◆ **EXERCISE AIM**
In the data, find the word "SNAPSHOT" and copy out every line that has it.

BEGIN DATASET

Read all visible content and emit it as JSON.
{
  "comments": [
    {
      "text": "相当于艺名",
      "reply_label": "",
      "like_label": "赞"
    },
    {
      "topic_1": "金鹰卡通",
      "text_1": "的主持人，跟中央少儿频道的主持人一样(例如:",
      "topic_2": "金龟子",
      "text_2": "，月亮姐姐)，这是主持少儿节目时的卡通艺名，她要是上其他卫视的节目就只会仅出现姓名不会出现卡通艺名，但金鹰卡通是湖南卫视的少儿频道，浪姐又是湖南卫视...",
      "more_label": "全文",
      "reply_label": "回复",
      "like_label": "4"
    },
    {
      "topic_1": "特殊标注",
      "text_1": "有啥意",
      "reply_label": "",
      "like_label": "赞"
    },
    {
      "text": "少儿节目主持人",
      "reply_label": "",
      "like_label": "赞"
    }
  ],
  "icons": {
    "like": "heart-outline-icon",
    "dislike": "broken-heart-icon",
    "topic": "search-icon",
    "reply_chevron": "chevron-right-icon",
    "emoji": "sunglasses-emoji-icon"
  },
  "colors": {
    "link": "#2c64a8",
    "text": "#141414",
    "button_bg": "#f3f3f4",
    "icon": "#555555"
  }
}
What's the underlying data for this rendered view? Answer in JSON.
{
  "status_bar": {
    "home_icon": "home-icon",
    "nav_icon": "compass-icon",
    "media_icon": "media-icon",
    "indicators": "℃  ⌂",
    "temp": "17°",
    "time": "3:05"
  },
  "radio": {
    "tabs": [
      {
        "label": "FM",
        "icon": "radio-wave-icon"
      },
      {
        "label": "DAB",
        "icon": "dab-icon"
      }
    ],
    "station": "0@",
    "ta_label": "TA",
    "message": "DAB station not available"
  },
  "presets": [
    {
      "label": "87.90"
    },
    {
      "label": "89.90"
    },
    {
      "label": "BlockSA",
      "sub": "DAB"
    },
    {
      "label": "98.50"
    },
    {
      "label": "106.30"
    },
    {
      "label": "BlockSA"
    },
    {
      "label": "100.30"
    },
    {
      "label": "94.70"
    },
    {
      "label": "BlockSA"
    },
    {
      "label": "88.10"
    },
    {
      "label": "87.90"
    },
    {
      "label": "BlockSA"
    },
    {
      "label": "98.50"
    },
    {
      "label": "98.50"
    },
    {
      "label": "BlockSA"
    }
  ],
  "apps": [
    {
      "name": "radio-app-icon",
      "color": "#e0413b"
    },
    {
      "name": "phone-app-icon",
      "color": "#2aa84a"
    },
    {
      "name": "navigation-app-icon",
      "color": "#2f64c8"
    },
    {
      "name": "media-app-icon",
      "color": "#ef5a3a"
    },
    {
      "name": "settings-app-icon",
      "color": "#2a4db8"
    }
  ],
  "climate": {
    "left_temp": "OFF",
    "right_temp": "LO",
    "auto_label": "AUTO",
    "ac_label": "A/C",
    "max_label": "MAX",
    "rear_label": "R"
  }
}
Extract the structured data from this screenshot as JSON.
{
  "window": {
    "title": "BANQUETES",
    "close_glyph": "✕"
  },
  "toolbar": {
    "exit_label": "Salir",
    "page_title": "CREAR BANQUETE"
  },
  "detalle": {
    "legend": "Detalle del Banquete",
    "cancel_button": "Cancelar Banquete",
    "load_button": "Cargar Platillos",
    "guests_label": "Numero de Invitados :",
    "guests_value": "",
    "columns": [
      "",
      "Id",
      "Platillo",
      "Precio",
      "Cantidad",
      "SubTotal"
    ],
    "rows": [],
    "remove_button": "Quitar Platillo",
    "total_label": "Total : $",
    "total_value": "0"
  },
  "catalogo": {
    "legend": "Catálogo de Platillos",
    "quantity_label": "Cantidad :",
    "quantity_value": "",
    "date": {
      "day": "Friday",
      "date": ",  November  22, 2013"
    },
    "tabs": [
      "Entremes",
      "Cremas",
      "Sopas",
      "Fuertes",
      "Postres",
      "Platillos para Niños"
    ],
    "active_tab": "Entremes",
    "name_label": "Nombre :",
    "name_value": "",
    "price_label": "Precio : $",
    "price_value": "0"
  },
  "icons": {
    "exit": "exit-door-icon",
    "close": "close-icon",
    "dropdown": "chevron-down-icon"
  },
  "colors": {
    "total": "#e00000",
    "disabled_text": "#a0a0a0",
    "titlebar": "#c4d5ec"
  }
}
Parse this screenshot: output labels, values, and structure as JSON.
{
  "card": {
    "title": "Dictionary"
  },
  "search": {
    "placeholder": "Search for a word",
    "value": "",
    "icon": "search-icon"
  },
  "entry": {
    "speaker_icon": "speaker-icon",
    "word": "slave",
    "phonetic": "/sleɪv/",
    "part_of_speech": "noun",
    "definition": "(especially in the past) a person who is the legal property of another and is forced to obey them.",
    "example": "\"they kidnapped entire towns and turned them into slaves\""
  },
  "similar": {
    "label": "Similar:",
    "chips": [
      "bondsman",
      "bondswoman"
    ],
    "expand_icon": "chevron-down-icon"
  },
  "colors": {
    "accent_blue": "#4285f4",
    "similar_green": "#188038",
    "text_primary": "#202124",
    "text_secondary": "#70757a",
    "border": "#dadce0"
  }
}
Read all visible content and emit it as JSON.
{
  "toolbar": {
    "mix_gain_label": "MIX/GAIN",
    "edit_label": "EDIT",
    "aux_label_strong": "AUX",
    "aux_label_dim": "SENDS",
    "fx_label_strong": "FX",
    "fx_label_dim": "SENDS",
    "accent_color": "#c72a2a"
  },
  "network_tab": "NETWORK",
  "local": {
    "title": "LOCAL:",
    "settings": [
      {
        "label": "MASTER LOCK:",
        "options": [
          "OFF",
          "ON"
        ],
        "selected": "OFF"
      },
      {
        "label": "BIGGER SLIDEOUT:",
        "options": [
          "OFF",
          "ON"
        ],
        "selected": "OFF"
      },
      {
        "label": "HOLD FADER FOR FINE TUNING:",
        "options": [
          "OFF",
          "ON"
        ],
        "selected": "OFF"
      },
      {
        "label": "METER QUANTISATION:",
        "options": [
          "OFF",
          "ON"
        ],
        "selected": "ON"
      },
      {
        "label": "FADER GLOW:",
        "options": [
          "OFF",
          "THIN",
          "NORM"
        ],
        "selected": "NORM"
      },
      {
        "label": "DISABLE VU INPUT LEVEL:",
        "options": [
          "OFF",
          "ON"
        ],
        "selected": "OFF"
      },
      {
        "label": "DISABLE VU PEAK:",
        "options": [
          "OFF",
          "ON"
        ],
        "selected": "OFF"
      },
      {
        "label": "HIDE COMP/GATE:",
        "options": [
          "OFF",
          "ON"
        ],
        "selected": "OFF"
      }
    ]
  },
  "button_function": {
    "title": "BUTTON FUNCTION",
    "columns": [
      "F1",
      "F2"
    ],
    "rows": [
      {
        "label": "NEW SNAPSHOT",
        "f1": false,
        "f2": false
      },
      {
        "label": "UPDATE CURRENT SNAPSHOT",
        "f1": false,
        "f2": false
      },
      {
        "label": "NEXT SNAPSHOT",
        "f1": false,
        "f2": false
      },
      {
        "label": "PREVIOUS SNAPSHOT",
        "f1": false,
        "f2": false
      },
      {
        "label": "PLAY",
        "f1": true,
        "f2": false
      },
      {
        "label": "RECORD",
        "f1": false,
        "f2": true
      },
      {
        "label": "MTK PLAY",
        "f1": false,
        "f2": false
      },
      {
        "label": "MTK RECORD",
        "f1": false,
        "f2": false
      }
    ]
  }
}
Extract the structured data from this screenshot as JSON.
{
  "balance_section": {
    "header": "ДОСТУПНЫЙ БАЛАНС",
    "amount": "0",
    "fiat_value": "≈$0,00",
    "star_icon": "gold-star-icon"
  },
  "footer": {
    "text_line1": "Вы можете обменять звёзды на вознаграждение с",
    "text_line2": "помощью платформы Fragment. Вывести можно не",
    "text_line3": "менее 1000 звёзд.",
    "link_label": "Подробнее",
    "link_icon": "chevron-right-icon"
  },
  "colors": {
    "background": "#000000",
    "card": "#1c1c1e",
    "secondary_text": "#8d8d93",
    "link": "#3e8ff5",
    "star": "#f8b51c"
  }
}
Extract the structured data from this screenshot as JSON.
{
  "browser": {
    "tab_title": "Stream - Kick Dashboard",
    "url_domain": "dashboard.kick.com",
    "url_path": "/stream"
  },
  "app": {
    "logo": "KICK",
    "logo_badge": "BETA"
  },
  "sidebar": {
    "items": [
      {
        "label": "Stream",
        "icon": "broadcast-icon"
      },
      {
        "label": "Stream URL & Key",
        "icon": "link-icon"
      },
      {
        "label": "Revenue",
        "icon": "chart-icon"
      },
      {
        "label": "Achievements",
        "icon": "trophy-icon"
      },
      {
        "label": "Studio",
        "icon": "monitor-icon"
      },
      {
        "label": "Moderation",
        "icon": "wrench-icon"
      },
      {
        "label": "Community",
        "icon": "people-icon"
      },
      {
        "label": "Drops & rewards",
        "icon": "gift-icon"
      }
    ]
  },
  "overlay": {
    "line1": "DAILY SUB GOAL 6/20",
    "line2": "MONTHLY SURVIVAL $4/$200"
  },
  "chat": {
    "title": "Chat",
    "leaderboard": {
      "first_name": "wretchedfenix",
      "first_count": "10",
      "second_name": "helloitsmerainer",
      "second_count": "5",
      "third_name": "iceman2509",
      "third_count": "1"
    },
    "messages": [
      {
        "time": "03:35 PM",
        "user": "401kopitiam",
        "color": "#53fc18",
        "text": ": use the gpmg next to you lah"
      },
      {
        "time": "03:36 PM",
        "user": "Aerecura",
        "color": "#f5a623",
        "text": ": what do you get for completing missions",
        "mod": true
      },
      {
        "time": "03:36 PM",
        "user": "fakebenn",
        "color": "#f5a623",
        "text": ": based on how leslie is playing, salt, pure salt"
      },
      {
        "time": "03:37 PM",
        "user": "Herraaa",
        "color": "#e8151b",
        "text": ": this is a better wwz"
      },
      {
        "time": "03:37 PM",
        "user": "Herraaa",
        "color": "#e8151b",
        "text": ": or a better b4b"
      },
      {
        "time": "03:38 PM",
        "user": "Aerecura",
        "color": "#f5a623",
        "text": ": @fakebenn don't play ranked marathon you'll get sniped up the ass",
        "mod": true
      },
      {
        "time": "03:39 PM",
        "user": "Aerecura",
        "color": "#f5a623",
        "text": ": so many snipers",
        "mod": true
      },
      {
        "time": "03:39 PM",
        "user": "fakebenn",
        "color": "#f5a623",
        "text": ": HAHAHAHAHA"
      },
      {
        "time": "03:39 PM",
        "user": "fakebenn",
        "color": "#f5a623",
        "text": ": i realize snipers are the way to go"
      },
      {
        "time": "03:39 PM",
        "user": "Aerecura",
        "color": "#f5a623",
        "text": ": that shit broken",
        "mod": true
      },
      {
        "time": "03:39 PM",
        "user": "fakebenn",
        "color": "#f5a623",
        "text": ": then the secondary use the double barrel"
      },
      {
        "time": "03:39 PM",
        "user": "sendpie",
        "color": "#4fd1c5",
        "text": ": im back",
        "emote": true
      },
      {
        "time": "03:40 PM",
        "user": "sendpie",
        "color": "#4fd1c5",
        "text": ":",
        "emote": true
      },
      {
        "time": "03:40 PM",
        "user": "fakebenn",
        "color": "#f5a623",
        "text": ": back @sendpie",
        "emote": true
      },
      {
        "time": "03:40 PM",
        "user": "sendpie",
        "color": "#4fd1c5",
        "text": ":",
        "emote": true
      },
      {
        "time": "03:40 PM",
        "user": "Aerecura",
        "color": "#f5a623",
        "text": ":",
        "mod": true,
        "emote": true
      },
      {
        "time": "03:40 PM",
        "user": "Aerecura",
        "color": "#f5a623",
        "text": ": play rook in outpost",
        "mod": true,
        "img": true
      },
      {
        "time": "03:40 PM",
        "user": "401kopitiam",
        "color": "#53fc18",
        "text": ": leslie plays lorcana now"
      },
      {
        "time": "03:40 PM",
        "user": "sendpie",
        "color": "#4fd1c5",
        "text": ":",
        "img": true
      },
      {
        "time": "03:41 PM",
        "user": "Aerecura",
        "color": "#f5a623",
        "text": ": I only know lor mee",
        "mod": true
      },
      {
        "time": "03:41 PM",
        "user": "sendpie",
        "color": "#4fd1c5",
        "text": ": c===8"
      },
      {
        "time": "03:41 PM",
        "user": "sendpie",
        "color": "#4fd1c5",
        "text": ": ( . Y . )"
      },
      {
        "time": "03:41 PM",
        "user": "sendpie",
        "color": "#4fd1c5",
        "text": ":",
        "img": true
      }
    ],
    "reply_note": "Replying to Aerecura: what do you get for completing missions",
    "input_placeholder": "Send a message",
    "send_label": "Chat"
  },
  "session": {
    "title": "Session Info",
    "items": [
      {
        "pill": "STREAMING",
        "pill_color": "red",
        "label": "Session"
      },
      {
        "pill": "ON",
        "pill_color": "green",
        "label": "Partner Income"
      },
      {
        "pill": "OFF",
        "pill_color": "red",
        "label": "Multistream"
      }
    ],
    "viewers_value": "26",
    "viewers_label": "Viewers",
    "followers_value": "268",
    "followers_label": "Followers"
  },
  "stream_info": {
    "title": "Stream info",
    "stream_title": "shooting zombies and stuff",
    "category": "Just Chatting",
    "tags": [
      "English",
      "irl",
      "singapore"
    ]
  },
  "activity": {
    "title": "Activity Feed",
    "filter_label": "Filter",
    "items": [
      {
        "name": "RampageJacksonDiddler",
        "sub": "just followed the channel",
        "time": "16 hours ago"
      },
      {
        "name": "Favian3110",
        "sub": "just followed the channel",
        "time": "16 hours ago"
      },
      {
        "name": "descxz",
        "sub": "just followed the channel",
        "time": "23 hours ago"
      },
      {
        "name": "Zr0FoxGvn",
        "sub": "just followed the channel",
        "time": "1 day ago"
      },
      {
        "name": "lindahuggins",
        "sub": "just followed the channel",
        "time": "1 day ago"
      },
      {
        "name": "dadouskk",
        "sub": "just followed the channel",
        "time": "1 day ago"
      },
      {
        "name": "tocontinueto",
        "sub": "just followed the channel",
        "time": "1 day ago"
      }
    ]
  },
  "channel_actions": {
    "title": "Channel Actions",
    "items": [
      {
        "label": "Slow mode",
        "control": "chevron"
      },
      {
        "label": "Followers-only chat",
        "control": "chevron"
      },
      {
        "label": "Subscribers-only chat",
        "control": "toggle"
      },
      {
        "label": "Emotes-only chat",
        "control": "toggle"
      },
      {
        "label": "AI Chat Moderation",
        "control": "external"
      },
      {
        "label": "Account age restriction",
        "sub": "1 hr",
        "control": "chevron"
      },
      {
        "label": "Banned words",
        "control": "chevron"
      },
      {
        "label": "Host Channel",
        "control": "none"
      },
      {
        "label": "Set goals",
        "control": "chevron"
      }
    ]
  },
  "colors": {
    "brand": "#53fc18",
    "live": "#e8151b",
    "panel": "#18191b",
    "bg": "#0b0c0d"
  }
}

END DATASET

◆ **SOLVED PROBLEM**
        "label": "NEW SNAPSHOT",
        "label": "UPDATE CURRENT SNAPSHOT",
        "label": "NEXT SNAPSHOT",
        "label": "PREVIOUS SNAPSHOT",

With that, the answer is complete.